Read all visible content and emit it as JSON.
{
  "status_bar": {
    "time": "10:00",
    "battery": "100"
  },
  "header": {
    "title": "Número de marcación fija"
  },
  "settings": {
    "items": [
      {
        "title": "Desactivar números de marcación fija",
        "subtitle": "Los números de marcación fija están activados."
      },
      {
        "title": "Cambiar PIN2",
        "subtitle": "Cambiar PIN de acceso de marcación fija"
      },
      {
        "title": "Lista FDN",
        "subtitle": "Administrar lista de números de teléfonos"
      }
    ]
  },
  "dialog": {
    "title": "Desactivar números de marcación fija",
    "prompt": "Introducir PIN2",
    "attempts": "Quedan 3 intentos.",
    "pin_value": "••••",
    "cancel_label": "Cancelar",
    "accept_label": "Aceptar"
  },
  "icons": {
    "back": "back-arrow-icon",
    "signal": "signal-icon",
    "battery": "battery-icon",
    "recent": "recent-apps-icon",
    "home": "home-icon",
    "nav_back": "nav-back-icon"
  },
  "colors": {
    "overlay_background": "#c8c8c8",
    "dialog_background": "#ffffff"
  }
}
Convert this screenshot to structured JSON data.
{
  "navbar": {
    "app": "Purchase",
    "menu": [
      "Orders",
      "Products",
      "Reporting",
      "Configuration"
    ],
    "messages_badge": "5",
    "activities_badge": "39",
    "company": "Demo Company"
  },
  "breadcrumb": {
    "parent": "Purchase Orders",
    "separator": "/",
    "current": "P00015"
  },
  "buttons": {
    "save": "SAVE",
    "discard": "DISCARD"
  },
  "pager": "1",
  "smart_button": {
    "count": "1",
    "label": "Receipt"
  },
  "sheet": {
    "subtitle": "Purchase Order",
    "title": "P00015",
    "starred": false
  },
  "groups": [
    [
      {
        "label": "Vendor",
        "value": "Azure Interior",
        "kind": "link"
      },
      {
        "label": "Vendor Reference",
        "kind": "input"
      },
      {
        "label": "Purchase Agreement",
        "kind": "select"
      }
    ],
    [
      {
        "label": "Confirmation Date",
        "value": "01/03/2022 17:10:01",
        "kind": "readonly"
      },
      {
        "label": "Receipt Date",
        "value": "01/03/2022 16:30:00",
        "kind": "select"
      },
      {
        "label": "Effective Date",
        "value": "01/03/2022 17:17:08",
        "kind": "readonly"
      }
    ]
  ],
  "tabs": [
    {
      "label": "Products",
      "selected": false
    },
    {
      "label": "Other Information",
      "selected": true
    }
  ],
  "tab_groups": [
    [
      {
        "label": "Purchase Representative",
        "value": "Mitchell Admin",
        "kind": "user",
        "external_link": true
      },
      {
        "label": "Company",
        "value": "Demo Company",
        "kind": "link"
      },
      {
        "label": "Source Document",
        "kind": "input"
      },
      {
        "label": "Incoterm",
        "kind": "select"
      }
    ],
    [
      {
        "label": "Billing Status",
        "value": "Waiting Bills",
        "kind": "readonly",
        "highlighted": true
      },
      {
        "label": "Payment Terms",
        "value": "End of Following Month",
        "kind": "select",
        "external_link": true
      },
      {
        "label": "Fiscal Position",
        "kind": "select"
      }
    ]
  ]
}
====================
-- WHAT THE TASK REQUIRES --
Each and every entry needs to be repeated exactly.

-- THE ANSWER --
Read all visible content and emit it as JSON.
{
  "status_bar": {
    "time": "10:00",
    "battery": "100"
  },
  "header": {
    "title": "Número de marcación fija"
  },
  "settings": {
    "items": [
      {
        "title": "Desactivar números de marcación fija",
        "subtitle": "Los números de marcación fija están activados."
      },
      {
        "title": "Cambiar PIN2",
        "subtitle": "Cambiar PIN de acceso de marcación fija"
      },
      {
        "title": "Lista FDN",
        "subtitle": "Administrar lista de números de teléfonos"
      }
    ]
  },
  "dialog": {
    "title": "Desactivar números de marcación fija",
    "prompt": "Introducir PIN2",
    "attempts": "Quedan 3 intentos.",
    "pin_value": "••••",
    "cancel_label": "Cancelar",
    "accept_label": "Aceptar"
  },
  "icons": {
    "back": "back-arrow-icon",
    "signal": "signal-icon",
    "battery": "battery-icon",
    "recent": "recent-apps-icon",
    "home": "home-icon",
    "nav_back": "nav-back-icon"
  },
  "colors": {
    "overlay_background": "#c8c8c8",
    "dialog_background": "#ffffff"
  }
}
Convert this screenshot to structured JSON data.
{
  "navbar": {
    "app": "Purchase",
    "menu": [
      "Orders",
      "Products",
      "Reporting",
      "Configuration"
    ],
    "messages_badge": "5",
    "activities_badge": "39",
    "company": "Demo Company"
  },
  "breadcrumb": {
    "parent": "Purchase Orders",
    "separator": "/",
    "current": "P00015"
  },
  "buttons": {
    "save": "SAVE",
    "discard": "DISCARD"
  },
  "pager": "1",
  "smart_button": {
    "count": "1",
    "label": "Receipt"
  },
  "sheet": {
    "subtitle": "Purchase Order",
    "title": "P00015",
    "starred": false
  },
  "groups": [
    [
      {
        "label": "Vendor",
        "value": "Azure Interior",
        "kind": "link"
      },
      {
        "label": "Vendor Reference",
        "kind": "input"
      },
      {
        "label": "Purchase Agreement",
        "kind": "select"
      }
    ],
    [
      {
        "label": "Confirmation Date",
        "value": "01/03/2022 17:10:01",
        "kind": "readonly"
      },
      {
        "label": "Receipt Date",
        "value": "01/03/2022 16:30:00",
        "kind": "select"
      },
      {
        "label": "Effective Date",
        "value": "01/03/2022 17:17:08",
        "kind": "readonly"
      }
    ]
  ],
  "tabs": [
    {
      "label": "Products",
      "selected": false
    },
    {
      "label": "Other Information",
      "selected": true
    }
  ],
  "tab_groups": [
    [
      {
        "label": "Purchase Representative",
        "value": "Mitchell Admin",
        "kind": "user",
        "external_link": true
      },
      {
        "label": "Company",
        "value": "Demo Company",
        "kind": "link"
      },
      {
        "label": "Source Document",
        "kind": "input"
      },
      {
        "label": "Incoterm",
        "kind": "select"
      }
    ],
    [
      {
        "label": "Billing Status",
        "value": "Waiting Bills",
        "kind": "readonly",
        "highlighted": true
      },
      {
        "label": "Payment Terms",
        "value": "End of Following Month",
        "kind": "select",
        "external_link": true
      },
      {
        "label": "Fiscal Position",
        "kind": "select"
      }
    ]
  ]
}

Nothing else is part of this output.